Dad called to say, again, that they still have no idea what he has. I'm starting to wonder if this isn't lymphoma. If local pathologists and a national convention of them can't ID your lymphoma, maybe you don't have lymphoma. It's possible, I suppose, that Dad's exposure to so many classic lymphoma influences has given him a super blood cancer with powers and abilities far above those of mortal lymphomas. They won't take another sample from him, much less deflate the giant armpit lump; they're afraid of jostling loose more of this mystery junk into his system.
Dad wouldn't be this far along in his diagnosis if he and Mom hadn't known some of the hospital staff. The first appointment was bumped up a few weeks. But now we're back to the normal "stress and wait" schedule. His health is the same. I guess this is what it means to live with cancer.
I'm up to page 16 in the script, and we finally go back to Act One tonight.
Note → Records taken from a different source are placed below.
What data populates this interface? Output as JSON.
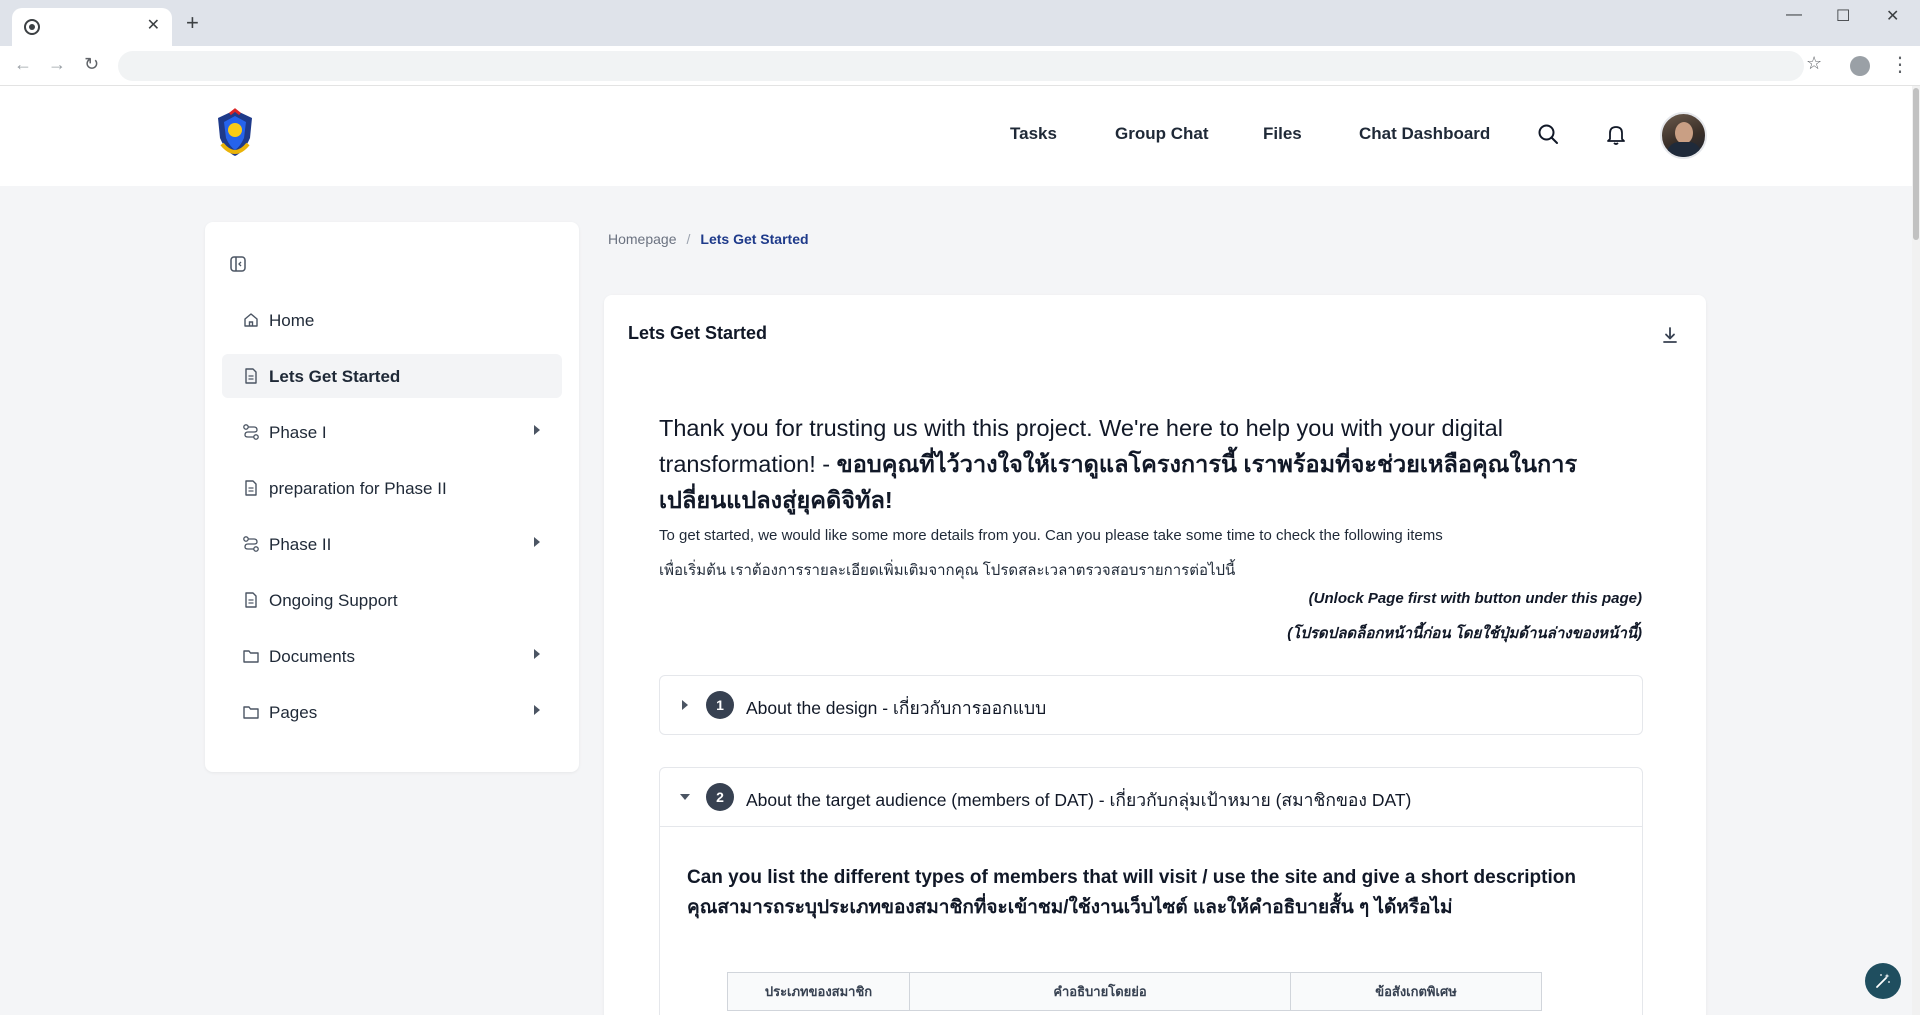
{
  "browser": {
    "tab_close": "✕",
    "new_tab": "+",
    "window_controls": [
      "—",
      "☐",
      "✕"
    ]
  },
  "header": {
    "nav": [
      "Tasks",
      "Group Chat",
      "Files",
      "Chat Dashboard"
    ]
  },
  "sidebar": {
    "items": [
      {
        "label": "Home",
        "icon": "home-icon",
        "has_children": false,
        "active": false
      },
      {
        "label": "Lets Get Started",
        "icon": "document-icon",
        "has_children": false,
        "active": true
      },
      {
        "label": "Phase I",
        "icon": "route-icon",
        "has_children": true,
        "active": false
      },
      {
        "label": "preparation for Phase II",
        "icon": "document-icon",
        "has_children": false,
        "active": false
      },
      {
        "label": "Phase II",
        "icon": "route-icon",
        "has_children": true,
        "active": false
      },
      {
        "label": "Ongoing Support",
        "icon": "document-icon",
        "has_children": false,
        "active": false
      },
      {
        "label": "Documents",
        "icon": "folder-icon",
        "has_children": true,
        "active": false
      },
      {
        "label": "Pages",
        "icon": "folder-icon",
        "has_children": true,
        "active": false
      }
    ]
  },
  "breadcrumb": {
    "home": "Homepage",
    "separator": "/",
    "current": "Lets Get Started"
  },
  "main": {
    "title": "Lets Get Started",
    "headline_en": "Thank you for trusting us with this project. We're here to help you with your digital transformation! - ",
    "headline_th": "ขอบคุณที่ไว้วางใจให้เราดูแลโครงการนี้ เราพร้อมที่จะช่วยเหลือคุณในการเปลี่ยนแปลงสู่ยุคดิจิทัล!",
    "intro_en": "To get started, we would like some more details from you. Can you please take some time to check the following items",
    "intro_th": "เพื่อเริ่มต้น เราต้องการรายละเอียดเพิ่มเติมจากคุณ โปรดสละเวลาตรวจสอบรายการต่อไปนี้",
    "unlock_en": "(Unlock Page first with button under this page)",
    "unlock_th": "(โปรดปลดล็อกหน้านี้ก่อน โดยใช้ปุ่มด้านล่างของหน้านี้)",
    "sections": [
      {
        "number": "1",
        "title": "About the design - เกี่ยวกับการออกแบบ",
        "expanded": false
      },
      {
        "number": "2",
        "title": "About the target audience (members of DAT) - เกี่ยวกับกลุ่มเป้าหมาย (สมาชิกของ DAT)",
        "expanded": true
      }
    ],
    "question_en": "Can you list the different types of members that will visit / use the site and give a short description",
    "question_th": "คุณสามารถระบุประเภทของสมาชิกที่จะเข้าชม/ใช้งานเว็บไซต์ และให้คำอธิบายสั้น ๆ ได้หรือไม่",
    "table_headers": [
      "ประเภทของสมาชิก",
      "คำอธิบายโดยย่อ",
      "ข้อสังเกตพิเศษ"
    ]
  }
}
I'll have to carry the script for the stage direction, but I hope this memorization at least helps me get more into character, as the director requested, on this, our whopping fifth rehearsal. Yes, I'm still fuming. A little voice in my head whispers "ego" and rolls it's imaginary eyes. A dozen other voices chirp in with "isn't this the theatre we were walking away from in November?" But it's a good role, and I was asked. So I will trudge on. Trudge trudge trudge.
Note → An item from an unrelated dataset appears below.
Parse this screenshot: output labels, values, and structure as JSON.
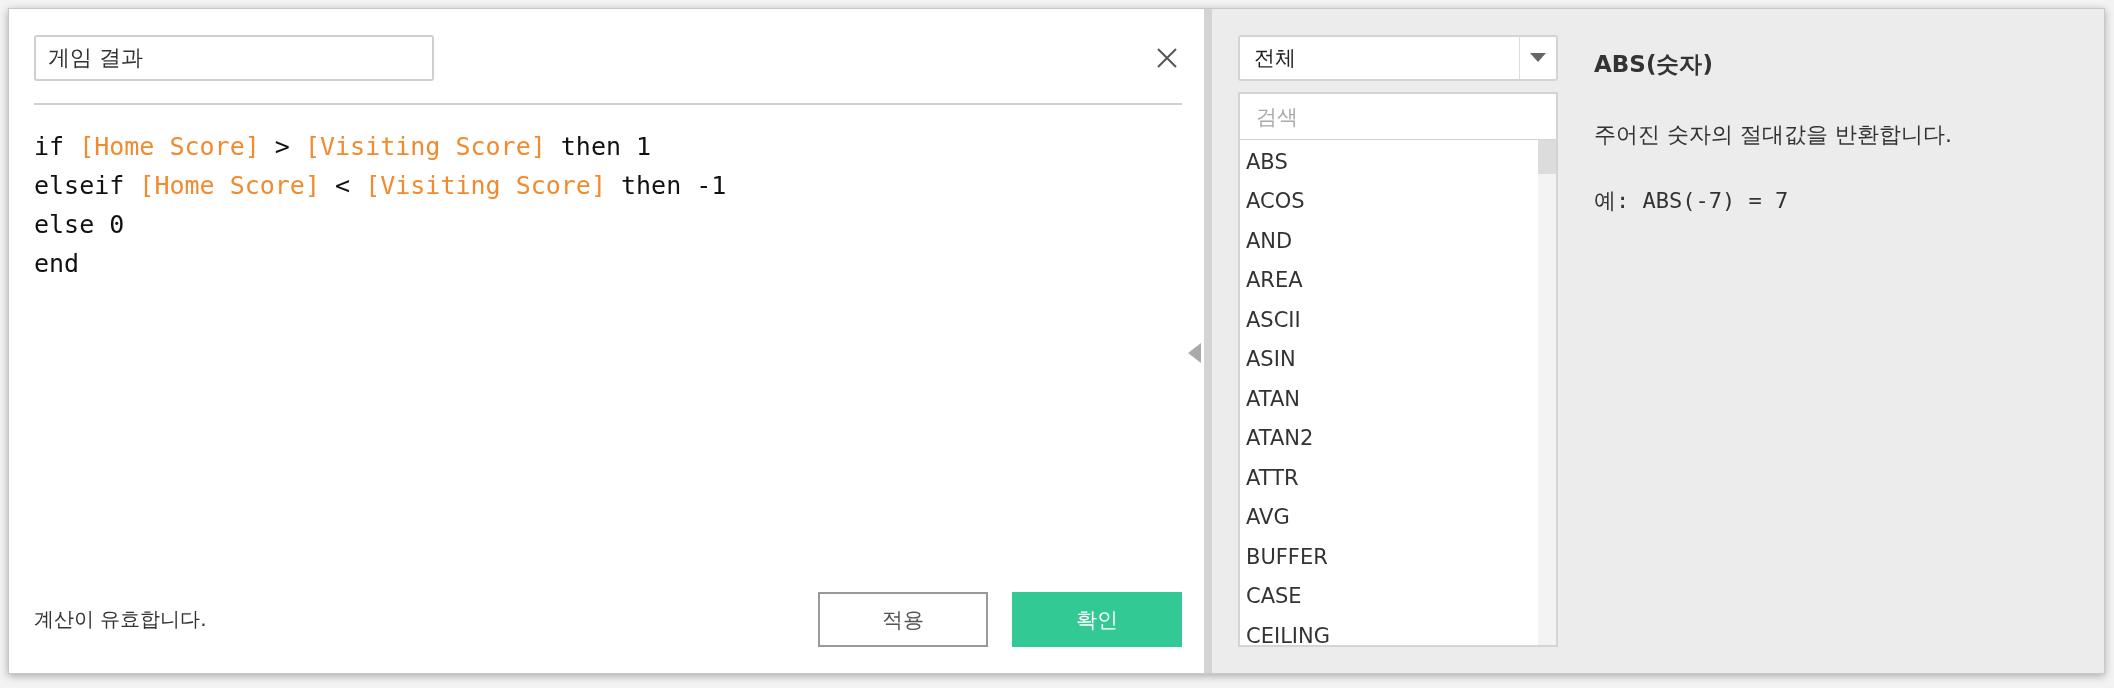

We're still dying to know about last Saturday.
Picture of the Day
Coolest signboard job ever?